A new study in The BMJ1 has taken a big step toward resolving the so-called ‘obesity paradox’.

The paradox is not that some people can be overweight and still be metabolically healthy (as I’ve written before, that is not surprising); the paradox is that when considering the risk of death over some fixed period of time (for example, 5 years) for all people, the risk is lower for overweight people than for lean people2.

That is surprising – after all, excess body fat clearly increases the risk of developing many diseases that should increase the risk of death (diabetes, cardiovascular disease, hypertension, cancer, etc.).

So what’s going on? Does excess body fat somehow increase the risk of developing many diseases while simultaneously providing protection against dying from them?

Obviously not. The results of the new study clearly demonstrate that the apparent paradox is simply the result of confounding factors that were not controlled for in previous studies.
Performing well-controlled experiments to test hypotheses about human health is extremely difficult because it’s impossible to even observe, let alone control, people’s behavior for any extended period of time. As a result, it’s never really clear whether a relationship between two experimental variables is directly causal or is, in fact, due to some other variable that is either unobserved or not correctly accounted for.

The previous studies that reported the apparent protective effect of excess body fat had some pretty obvious potential confounds. For starters, they didn’t account for smoking. Smokers are, of course, more likely to die than non-smokers, and they are also more likely to be lean. So the increased risk of death for lean people in those studies may have had nothing to do with their leanness per se, but may have simply reflected the fact that they were more likely to smoke.

The previous studies also failed to account for illness. It’s well known that many illnesses are accompanied by weight loss, so some fraction of the lean people in previous studies may have actually been lean because they were dying, rather than dying because they were lean.

The researchers who conducted the new study started by reproducing the results of the previous studies. When they looked at the risk of death for all people over a period of 5-10 years after the start of the study, they found the same protective effect of excess body fat as in previous studies; as shown by the red line in the graph below, the risk of death was lowest for people in the overweight range.


But when they considered only non-smokers that were healthy at the start of the study (i.e. they did not have any known diseases) and looked at their risk of death over a much longer period (20-25 years), they found something very different. In fact, as shown in the blue line in graph above, the protective effect of excess body fat went away completely. There was still an increased risk of death for people that were extremely underweight, but the risk was lowest for people on the low end of the normal range.

So, in the end, the paradox was really nothing more than a distraction resulting from poor experimental design. Let’s hope we can all remember this lesson the next time we’re trying to resolve a ‘paradox’.
(1) Aune D, Sen A, Prasad M, Norat T, Janszky I, Tonstad S, Romundstad P, Vatten LJ. BMI and all cause mortality: systematic review and non-linear dose-response meta-analysis of 230 cohort studies with 3.74 million deaths among 30.3 million participants. BMJ. 2016.

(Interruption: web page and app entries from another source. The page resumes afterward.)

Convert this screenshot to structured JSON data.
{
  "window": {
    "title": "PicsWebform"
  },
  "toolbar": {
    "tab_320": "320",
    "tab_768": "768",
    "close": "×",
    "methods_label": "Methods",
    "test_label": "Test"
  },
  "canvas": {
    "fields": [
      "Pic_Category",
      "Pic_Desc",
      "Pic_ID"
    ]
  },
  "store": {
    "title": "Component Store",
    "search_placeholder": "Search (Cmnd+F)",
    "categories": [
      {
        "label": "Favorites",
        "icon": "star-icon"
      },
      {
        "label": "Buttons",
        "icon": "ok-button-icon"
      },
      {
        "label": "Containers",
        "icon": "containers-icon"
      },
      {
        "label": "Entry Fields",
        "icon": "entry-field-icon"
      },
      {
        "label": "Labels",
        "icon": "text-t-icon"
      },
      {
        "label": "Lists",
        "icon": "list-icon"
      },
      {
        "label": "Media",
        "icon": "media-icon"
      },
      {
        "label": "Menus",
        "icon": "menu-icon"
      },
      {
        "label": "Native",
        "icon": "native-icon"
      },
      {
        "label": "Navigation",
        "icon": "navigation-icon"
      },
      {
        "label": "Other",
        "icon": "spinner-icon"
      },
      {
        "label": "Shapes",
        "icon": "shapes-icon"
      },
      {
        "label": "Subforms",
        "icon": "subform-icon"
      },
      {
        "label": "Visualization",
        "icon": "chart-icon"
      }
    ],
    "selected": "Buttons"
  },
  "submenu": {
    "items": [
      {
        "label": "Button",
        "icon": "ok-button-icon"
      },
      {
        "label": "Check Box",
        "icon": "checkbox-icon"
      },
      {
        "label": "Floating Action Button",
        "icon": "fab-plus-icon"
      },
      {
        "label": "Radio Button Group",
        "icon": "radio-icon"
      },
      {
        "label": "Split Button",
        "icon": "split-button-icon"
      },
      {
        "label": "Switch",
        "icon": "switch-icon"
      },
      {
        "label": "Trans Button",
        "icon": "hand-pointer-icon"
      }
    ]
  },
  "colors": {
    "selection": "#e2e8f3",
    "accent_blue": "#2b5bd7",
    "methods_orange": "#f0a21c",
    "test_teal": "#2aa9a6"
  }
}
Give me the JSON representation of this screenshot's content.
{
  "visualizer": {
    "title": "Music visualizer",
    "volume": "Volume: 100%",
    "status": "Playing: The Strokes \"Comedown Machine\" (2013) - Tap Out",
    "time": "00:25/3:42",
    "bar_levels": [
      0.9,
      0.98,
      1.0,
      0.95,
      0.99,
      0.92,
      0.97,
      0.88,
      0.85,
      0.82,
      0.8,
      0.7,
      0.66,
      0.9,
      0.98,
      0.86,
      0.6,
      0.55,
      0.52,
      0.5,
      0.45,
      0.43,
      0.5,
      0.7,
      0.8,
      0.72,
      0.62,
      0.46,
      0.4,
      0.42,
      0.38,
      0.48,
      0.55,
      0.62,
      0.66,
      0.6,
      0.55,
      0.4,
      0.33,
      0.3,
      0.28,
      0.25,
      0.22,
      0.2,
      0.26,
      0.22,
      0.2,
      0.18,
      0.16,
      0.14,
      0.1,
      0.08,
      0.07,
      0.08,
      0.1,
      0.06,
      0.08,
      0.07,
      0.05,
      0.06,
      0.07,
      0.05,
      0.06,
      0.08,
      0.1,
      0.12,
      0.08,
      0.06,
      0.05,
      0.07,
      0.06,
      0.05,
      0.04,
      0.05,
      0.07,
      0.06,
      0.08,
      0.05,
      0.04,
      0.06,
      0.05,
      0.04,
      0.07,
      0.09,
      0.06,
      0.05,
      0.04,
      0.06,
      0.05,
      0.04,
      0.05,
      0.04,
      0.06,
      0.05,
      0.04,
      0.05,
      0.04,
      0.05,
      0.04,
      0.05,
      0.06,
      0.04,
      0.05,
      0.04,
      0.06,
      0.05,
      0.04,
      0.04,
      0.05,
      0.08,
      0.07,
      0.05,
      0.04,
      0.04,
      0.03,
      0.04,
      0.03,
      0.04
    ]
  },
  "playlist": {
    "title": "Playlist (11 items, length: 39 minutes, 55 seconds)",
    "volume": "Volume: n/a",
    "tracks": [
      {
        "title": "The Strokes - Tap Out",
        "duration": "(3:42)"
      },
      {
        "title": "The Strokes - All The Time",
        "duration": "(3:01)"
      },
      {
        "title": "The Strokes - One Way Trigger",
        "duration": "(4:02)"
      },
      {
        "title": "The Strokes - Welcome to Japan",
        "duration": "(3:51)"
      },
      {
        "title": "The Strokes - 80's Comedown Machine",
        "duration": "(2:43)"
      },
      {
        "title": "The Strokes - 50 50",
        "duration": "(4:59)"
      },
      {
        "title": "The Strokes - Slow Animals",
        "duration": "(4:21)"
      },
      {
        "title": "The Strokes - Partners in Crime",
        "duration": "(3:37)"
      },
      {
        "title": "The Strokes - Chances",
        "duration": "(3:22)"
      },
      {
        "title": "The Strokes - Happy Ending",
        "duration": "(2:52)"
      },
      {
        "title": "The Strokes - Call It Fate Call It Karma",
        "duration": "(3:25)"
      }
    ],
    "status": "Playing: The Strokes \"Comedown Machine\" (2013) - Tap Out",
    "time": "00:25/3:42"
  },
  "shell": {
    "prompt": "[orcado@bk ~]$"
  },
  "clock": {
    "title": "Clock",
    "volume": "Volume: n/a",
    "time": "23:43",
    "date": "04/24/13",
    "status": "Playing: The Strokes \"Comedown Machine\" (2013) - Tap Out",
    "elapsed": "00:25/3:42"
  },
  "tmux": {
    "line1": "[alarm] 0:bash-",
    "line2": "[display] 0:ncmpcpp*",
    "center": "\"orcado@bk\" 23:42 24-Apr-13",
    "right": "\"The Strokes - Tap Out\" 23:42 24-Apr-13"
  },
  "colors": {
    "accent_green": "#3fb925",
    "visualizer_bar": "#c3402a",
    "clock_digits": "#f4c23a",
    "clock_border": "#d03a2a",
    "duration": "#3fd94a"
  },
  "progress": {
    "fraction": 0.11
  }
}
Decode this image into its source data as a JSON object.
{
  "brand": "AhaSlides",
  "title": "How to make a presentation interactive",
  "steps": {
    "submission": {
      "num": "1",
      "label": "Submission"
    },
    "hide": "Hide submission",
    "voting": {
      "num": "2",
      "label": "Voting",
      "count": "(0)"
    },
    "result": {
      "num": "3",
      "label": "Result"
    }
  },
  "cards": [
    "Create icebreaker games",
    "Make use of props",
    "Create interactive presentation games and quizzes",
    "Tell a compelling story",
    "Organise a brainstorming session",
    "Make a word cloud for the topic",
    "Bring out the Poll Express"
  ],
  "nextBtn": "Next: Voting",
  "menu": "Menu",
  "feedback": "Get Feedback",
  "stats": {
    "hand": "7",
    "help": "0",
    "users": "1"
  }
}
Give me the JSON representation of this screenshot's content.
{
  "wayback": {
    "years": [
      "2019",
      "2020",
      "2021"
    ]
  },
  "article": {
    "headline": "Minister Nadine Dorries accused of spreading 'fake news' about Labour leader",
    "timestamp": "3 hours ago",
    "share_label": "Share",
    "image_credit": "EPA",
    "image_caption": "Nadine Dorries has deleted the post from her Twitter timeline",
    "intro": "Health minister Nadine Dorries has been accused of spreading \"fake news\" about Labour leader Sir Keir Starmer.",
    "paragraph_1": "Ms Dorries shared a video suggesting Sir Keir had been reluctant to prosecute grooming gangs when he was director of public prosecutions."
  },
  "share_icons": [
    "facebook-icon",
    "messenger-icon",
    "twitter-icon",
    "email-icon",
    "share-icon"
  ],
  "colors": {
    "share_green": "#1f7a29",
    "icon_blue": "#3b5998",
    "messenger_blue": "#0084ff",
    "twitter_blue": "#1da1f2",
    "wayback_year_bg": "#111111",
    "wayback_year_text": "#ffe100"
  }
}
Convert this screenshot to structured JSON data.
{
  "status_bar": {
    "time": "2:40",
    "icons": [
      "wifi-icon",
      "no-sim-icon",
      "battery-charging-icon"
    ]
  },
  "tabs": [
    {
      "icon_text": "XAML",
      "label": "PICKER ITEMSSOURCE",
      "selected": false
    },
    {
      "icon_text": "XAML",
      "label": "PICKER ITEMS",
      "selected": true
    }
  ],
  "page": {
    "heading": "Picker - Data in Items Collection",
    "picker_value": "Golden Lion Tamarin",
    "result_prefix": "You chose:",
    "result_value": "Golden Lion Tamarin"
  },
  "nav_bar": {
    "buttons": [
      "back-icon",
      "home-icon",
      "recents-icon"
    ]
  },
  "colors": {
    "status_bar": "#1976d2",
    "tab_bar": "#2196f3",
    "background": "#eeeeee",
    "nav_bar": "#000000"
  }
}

(2) Lavie CJ, De Schutter A, Milani RV. Healthy obese versus unhealthy lean: the obesity paradox. Nat Rev Endocrinol. 2015.